* To do:
Leave every picture out and write out the records below exactly.

────────────────────

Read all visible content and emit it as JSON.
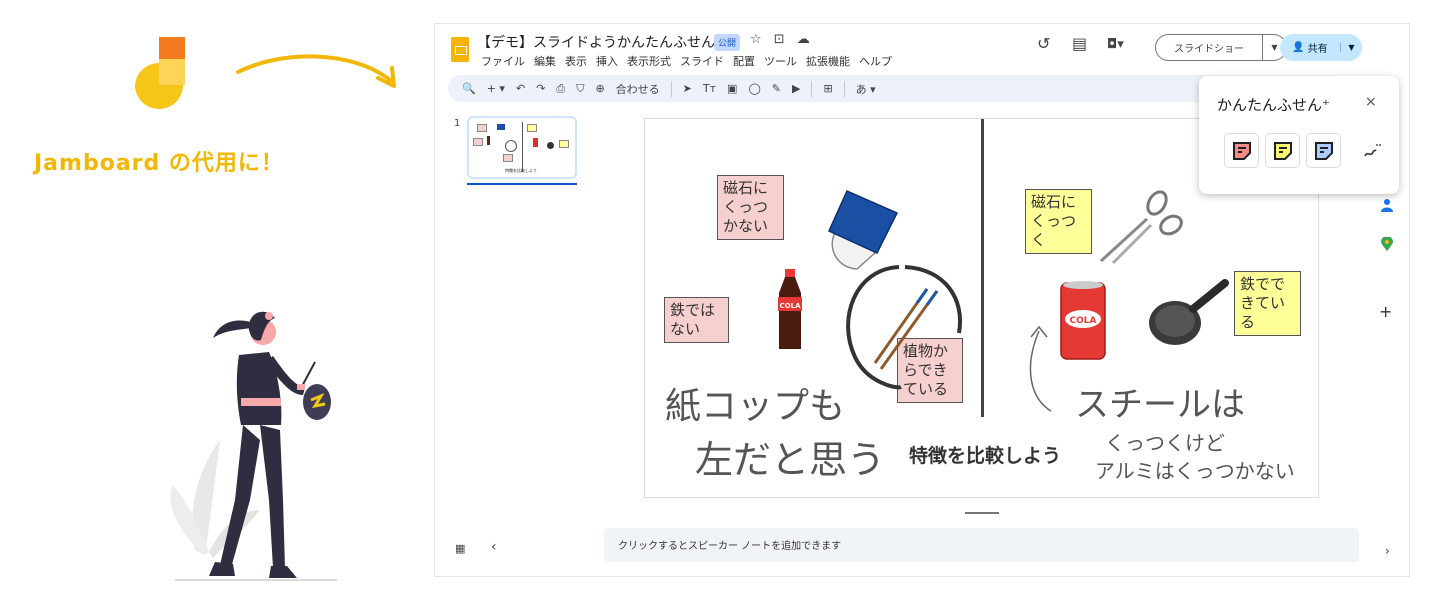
{
  "promo": {
    "title": "Jamboard の代用に！",
    "brand_color": "#f2b705"
  },
  "app": {
    "doc_title": "【デモ】スライドようかんたんふせん⁺",
    "badge": "公開",
    "title_icons": "☆ ⊡ ☁",
    "menu": [
      "ファイル",
      "編集",
      "表示",
      "挿入",
      "表示形式",
      "スライド",
      "配置",
      "ツール",
      "拡張機能",
      "ヘルプ"
    ],
    "history_icon": "↺",
    "comment_icon": "▤",
    "meet_icon": "◘▾",
    "slideshow_label": "スライドショー",
    "share_label": "共有",
    "toolbar": {
      "search_icon": "🔍",
      "add_icon": "+ ▾",
      "undo_icon": "↶",
      "redo_icon": "↷",
      "print_icon": "⎙",
      "paint_icon": "⛉",
      "zoom_icon": "⊕",
      "fit_label": "合わせる",
      "select_icon": "➤",
      "text_icon": "Tт",
      "image_icon": "▣",
      "shape_icon": "◯",
      "pen_icon": "✎",
      "video_icon": "▶",
      "comment_add_icon": "⊞",
      "input_tools": "あ ▾"
    },
    "slide_number": "1",
    "thumb_caption": "特徴を比較しよう",
    "speaker_notes_placeholder": "クリックするとスピーカー ノートを追加できます",
    "side_add": "+",
    "side_expand": "›"
  },
  "slide": {
    "notes": {
      "magnet_no": "磁石に くっつ かない",
      "iron_not": "鉄では ない",
      "plant": "植物か らでき ている",
      "magnet_yes": "磁石に くっつ く",
      "iron_made": "鉄でで きてい る"
    },
    "compare_title": "特徴を比較しよう",
    "handwriting": {
      "paper_cup_1": "紙コップも",
      "paper_cup_2": "左だと思う",
      "steel": "スチールは",
      "stick_1": "くっつくけど",
      "stick_2": "アルミはくっつかない"
    },
    "cola_label": "COLA"
  },
  "addon": {
    "title": "かんたんふせん⁺",
    "close_icon": "×",
    "colors": {
      "red": "#f28b82",
      "yellow": "#fff475",
      "blue": "#aecbfa"
    }
  }
}
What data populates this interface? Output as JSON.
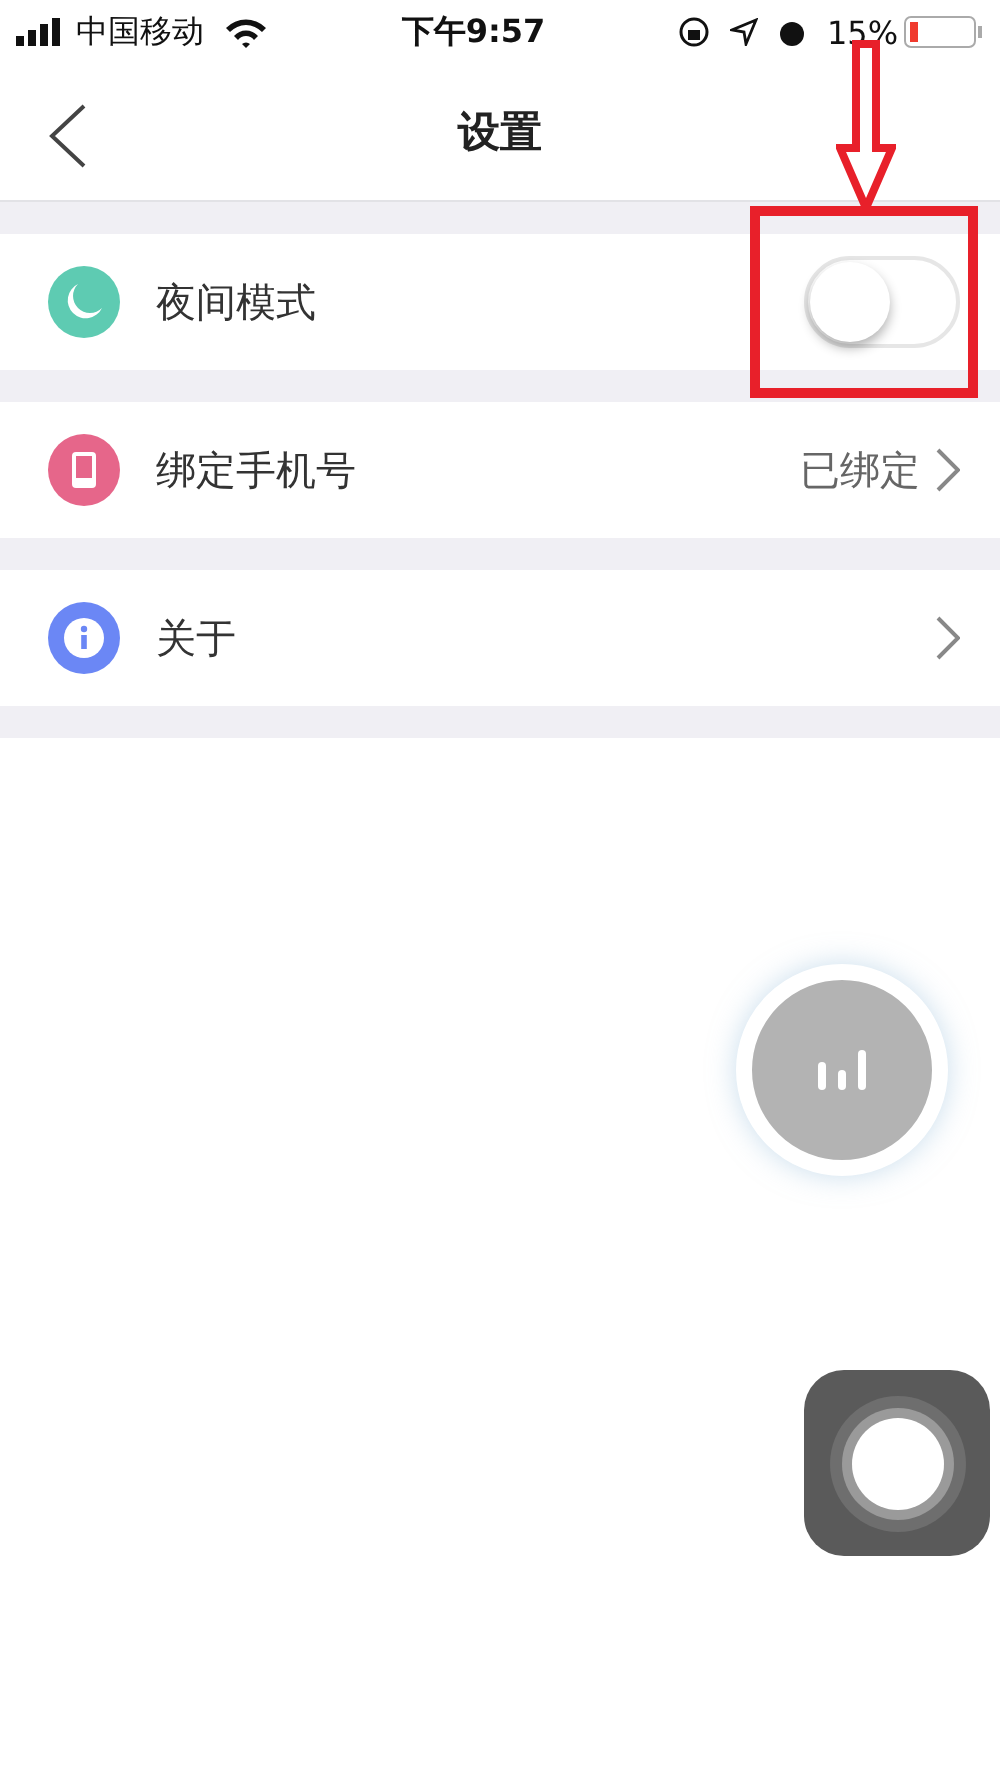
{
  "status_bar": {
    "carrier": "中国移动",
    "time": "下午9:57",
    "battery": "15%"
  },
  "nav": {
    "title": "设置"
  },
  "settings": [
    {
      "kind": "toggle",
      "label": "夜间模式",
      "color": "#5ecbb2",
      "on": false
    },
    {
      "kind": "value",
      "label": "绑定手机号",
      "color": "#e6668a",
      "value": "已绑定"
    },
    {
      "kind": "link",
      "label": "关于",
      "color": "#6b87f5"
    }
  ]
}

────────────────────

* Answer to the exercise:
Read all visible content and emit it as JSON.
{
  "promo": {
    "title": "Jamboard の代用に！",
    "brand_color": "#f2b705"
  },
  "app": {
    "doc_title": "【デモ】スライドようかんたんふせん⁺",
    "badge": "公開",
    "title_icons": "☆ ⊡ ☁",
    "menu": [
      "ファイル",
      "編集",
      "表示",
      "挿入",
      "表示形式",
      "スライド",
      "配置",
      "ツール",
      "拡張機能",
      "ヘルプ"
    ],
    "history_icon": "↺",
    "comment_icon": "▤",
    "meet_icon": "◘▾",
    "slideshow_label": "スライドショー",
    "share_label": "共有",
    "toolbar": {
      "search_icon": "🔍",
      "add_icon": "+ ▾",
      "undo_icon": "↶",
      "redo_icon": "↷",
      "print_icon": "⎙",
      "paint_icon": "⛉",
      "zoom_icon": "⊕",
      "fit_label": "合わせる",
      "select_icon": "➤",
      "text_icon": "Tт",
      "image_icon": "▣",
      "shape_icon": "◯",
      "pen_icon": "✎",
      "video_icon": "▶",
      "comment_add_icon": "⊞",
      "input_tools": "あ ▾"
    },
    "slide_number": "1",
    "thumb_caption": "特徴を比較しよう",
    "speaker_notes_placeholder": "クリックするとスピーカー ノートを追加できます",
    "side_add": "+",
    "side_expand": "›"
  },
  "slide": {
    "notes": {
      "magnet_no": "磁石に くっつ かない",
      "iron_not": "鉄では ない",
      "plant": "植物か らでき ている",
      "magnet_yes": "磁石に くっつ く",
      "iron_made": "鉄でで きてい る"
    },
    "compare_title": "特徴を比較しよう",
    "handwriting": {
      "paper_cup_1": "紙コップも",
      "paper_cup_2": "左だと思う",
      "steel": "スチールは",
      "stick_1": "くっつくけど",
      "stick_2": "アルミはくっつかない"
    },
    "cola_label": "COLA"
  },
  "addon": {
    "title": "かんたんふせん⁺",
    "close_icon": "×",
    "colors": {
      "red": "#f28b82",
      "yellow": "#fff475",
      "blue": "#aecbfa"
    }
  }
}
What data populates this interface? Output as JSON.
{
  "status_bar": {
    "carrier": "中国移动",
    "time": "下午9:57",
    "battery": "15%"
  },
  "nav": {
    "title": "设置"
  },
  "settings": [
    {
      "kind": "toggle",
      "label": "夜间模式",
      "color": "#5ecbb2",
      "on": false
    },
    {
      "kind": "value",
      "label": "绑定手机号",
      "color": "#e6668a",
      "value": "已绑定"
    },
    {
      "kind": "link",
      "label": "关于",
      "color": "#6b87f5"
    }
  ]
}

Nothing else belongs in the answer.